Legislative Update 4-19-21

Last Week

Interstate Nurse Licensure Compact: The House Government Operations Committee took testimony on S.48. The Interstate Nurse Licensure Compact is an important health care workforce initiative and a key recommendation from the Rural Health Services Task Force 2020 Report.  Under the compact, nurses can apply for a license in one compact state and have access to all the other compact states without applying for separate licenses, which is an appealing option for new graduates. Maine and New Hampshire are currently compact states and New York and Massachusetts have bills pending in the legislature.
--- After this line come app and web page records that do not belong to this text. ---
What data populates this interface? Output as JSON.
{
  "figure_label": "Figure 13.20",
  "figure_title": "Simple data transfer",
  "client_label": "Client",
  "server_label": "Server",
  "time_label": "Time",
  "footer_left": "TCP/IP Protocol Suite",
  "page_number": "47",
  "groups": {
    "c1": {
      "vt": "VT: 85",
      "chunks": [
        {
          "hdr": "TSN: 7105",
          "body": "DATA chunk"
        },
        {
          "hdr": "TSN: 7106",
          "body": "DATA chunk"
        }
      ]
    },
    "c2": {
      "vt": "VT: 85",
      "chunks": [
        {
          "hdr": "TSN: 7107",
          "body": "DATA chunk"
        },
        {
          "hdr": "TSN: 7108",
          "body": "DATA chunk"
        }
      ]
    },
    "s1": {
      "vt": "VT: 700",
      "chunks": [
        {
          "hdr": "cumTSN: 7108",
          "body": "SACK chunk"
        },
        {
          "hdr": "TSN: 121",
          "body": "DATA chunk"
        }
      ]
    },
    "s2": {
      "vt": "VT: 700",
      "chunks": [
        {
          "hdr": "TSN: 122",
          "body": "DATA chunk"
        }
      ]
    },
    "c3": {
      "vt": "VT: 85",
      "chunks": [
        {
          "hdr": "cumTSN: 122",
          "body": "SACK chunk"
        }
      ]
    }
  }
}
In addition to VAHHS, other supporters of the bill include the Office of Professional Regulation, Board of Nursing, American Nurses Association-VT Chapter, Organization of Nurse Leaders, and a coalition of health care provider organizations including the long-term care facilities, home health and hospice agencies, federally qualified health centers (FQHC) and others.

Forensic Care Working Group: VAHHS testified in favor of a working group proposed in S. 3 to explore forensic care options for individuals in need of mental health care who are involved in the justice system. The original bill requires a report from the working group in November, but VAHHS along with the Department of Mental Health and other supports would like to see more time and resources allocated to this group to provide more comprehensive analysis and recommendations.

Credit Card Payments to Health Care Providers by Insurers and Separating the Small Insurance Market: The House Committee on Commerce and Economic Development amended S.88 to provide health care providers with the option to affirmatively elect to accept reimbursement by credit card from an insurer. Health insurers cannot require health care providers to accept payment by credit card. 

In the same bill, the House Health Care Committee decoupled the small employer insurance market from the individual insurance market. Combining the small employer market (which is typically less expensive) with the individual market (which is typically more expensive) helps spread the cost of health insurance. Under the American Rescue Plan Act, however, the individual insurance market will temporarily receive a large increase in subsidies to make individual insurance more affordable, so decoupling the small insurance market may mean less of an increase in insurance rates. 

This Week

Health Care Reform: VAHHS will testify on S.120, a bill that creates a Health Care Affordability Committee consisting of six legislators to report back in January 2022 about opportunities to make health care more affordable and to consider the following issues:

  • Long-term trends in out-of-pocket costs
  • Efficacy of the All Payer Model in making health care more affordable for Vermonters
  • Whether Vermont’s rate of uninsured increased during COVID
  • Opportunities to decrease health care disparities
  • Opportunities to expand public option programs